Some sportsbooks are run by large corporations, while others are privately owned. While these differences may seem minor, they can have a major impact on the quality of service offered to bettors. Larger sportsbooks tend to offer more betting options, and they are more likely to have multiple ways for consumers to deposit and withdraw their funds. Smaller, independent sportsbooks are more likely to focus on a specific niche and offer a personalized experience for bettors.

In order to avoid a loss, bettors should limit their wagers to games that they have confidence in. This way, they can minimize their risk while still making a profit. They can also make their bets more lucrative by placing them on parlays, which combine different types of bets. Parlays have a much higher payout than single-game bets, but getting all of the selections correct is difficult.

The best sportsbooks have a good understanding of human nature, and they use that knowledge to their advantage. For example, many bettors like to take the favorites. This is a common bias that sportsbooks can exploit by shading the lines. In addition, sports fans often “jump on the bandwagon” and make bets based on popular opinion. The result is that sportsbooks can often cover their losses by reducing the amount of action on underdogs.
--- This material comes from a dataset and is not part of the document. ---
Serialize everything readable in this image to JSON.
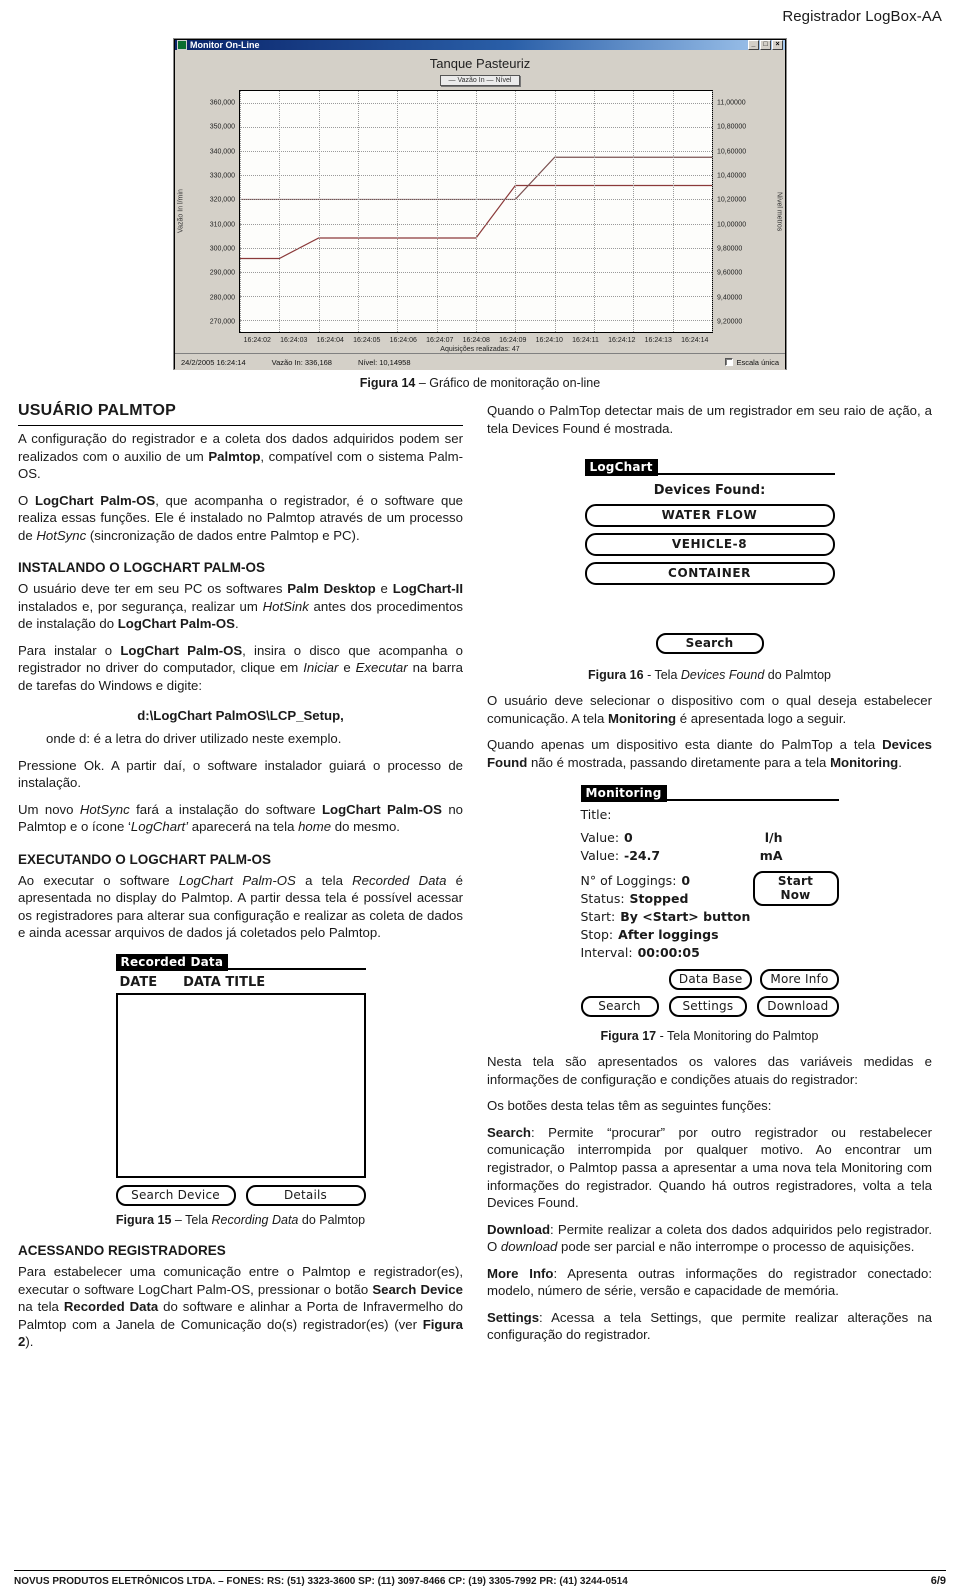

Another important factor is the schedule of a team’s home games. Historically, some teams perform better at home while others struggle away from home. This information is taken into account by oddsmakers when constructing point spreads and moneylines for host teams.

Lastly, a sportsbook needs to be able to process a large volume of bets quickly and efficiently. This is especially true for live betting, which allows bettors to place wagers on a game that is already underway. This requires a high-speed Internet connection, as well as reliable software that can handle a large volume of bets. In addition, a sportsbook should have the ability to adjust its odds as events unfold. For example, if a player scores a goal or an over/under total is moved, the sportsbook must change its odds accordingly.